Please filter the data down to the lines that include the word "time" and copy them.

━━━━━ INPUT DATA ━━━━━

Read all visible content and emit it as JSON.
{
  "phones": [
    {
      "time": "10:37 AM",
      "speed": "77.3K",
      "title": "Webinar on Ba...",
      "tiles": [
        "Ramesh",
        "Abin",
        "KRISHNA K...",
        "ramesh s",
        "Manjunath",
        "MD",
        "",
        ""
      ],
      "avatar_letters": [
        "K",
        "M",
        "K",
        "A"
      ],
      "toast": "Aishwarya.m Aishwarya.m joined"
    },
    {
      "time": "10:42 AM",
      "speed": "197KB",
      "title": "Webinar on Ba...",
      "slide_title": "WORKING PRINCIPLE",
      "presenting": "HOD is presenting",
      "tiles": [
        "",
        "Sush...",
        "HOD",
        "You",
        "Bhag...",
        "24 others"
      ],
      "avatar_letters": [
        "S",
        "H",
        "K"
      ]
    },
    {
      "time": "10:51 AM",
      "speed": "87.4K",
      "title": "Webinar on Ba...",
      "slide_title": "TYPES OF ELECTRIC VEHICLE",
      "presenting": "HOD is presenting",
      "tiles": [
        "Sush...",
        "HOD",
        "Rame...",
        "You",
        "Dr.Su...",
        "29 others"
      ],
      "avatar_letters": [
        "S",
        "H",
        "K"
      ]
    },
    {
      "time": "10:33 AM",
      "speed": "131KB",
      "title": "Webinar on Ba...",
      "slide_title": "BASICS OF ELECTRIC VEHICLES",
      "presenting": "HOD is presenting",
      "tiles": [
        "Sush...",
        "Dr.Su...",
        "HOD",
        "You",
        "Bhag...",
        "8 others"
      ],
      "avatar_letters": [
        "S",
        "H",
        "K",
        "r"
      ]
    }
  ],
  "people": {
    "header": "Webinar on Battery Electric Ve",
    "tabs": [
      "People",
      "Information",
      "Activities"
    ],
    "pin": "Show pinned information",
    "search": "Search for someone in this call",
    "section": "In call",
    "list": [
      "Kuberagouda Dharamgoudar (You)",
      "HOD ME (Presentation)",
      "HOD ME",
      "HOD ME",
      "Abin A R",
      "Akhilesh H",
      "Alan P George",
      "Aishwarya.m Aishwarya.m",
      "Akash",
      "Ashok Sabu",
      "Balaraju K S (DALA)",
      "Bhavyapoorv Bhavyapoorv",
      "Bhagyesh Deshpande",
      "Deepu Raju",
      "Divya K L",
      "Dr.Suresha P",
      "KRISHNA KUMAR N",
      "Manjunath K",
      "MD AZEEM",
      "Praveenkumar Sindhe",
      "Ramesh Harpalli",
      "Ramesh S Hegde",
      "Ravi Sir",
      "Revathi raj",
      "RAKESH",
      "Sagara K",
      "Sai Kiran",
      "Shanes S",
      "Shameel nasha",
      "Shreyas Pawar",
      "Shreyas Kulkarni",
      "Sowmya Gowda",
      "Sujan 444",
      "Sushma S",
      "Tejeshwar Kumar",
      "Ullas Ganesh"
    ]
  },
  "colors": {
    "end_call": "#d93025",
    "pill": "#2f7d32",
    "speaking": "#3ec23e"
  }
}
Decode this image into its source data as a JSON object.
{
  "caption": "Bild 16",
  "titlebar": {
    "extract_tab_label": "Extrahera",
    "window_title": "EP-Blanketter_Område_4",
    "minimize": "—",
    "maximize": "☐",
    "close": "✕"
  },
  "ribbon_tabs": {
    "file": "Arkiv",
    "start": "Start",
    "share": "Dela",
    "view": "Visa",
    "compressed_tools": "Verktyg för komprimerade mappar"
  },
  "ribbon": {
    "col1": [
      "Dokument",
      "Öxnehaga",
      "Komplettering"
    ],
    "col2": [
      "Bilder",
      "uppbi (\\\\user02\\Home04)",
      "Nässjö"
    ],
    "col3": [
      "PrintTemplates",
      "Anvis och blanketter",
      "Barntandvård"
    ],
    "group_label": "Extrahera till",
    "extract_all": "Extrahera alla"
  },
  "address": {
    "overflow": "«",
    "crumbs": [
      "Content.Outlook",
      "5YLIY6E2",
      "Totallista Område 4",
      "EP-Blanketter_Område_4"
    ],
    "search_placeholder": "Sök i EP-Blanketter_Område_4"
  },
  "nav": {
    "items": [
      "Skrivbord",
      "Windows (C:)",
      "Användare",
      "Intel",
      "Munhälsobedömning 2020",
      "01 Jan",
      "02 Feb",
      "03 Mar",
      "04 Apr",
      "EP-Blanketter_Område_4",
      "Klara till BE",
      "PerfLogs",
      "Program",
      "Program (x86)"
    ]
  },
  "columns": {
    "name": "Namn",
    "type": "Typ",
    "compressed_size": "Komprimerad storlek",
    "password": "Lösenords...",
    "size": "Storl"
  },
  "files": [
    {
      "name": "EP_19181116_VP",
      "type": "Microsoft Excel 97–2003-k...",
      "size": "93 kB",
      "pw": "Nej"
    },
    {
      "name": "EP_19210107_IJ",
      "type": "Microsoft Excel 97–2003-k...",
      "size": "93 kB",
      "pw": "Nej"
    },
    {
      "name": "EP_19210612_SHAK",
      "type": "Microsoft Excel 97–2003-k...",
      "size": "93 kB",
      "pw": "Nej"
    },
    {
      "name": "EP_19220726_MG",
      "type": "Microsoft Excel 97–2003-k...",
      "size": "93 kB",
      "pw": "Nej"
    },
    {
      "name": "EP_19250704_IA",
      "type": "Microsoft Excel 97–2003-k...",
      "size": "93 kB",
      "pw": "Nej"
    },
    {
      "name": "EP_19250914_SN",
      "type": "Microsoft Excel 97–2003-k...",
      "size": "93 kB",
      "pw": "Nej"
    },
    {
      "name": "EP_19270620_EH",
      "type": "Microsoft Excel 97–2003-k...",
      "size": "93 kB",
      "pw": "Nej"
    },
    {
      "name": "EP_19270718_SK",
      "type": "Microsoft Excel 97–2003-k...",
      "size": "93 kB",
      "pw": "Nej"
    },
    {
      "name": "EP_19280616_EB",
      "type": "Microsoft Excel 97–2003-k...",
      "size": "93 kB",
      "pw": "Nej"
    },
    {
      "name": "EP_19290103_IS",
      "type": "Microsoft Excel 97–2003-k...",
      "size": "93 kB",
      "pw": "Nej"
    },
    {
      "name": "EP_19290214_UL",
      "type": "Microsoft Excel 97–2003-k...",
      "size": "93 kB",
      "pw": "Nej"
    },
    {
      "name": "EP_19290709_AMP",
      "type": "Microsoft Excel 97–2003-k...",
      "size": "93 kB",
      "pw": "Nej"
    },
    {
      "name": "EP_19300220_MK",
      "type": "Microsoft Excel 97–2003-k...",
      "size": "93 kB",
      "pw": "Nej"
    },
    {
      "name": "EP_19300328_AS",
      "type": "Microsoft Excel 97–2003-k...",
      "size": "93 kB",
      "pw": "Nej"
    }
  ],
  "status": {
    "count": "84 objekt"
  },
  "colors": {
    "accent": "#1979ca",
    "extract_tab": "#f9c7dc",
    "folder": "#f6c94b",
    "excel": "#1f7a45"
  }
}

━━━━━

__RESPONSE TO THIS TASK__.
      "time": "10:37 AM",
      "time": "10:42 AM",
      "time": "10:51 AM",
      "time": "10:33 AM",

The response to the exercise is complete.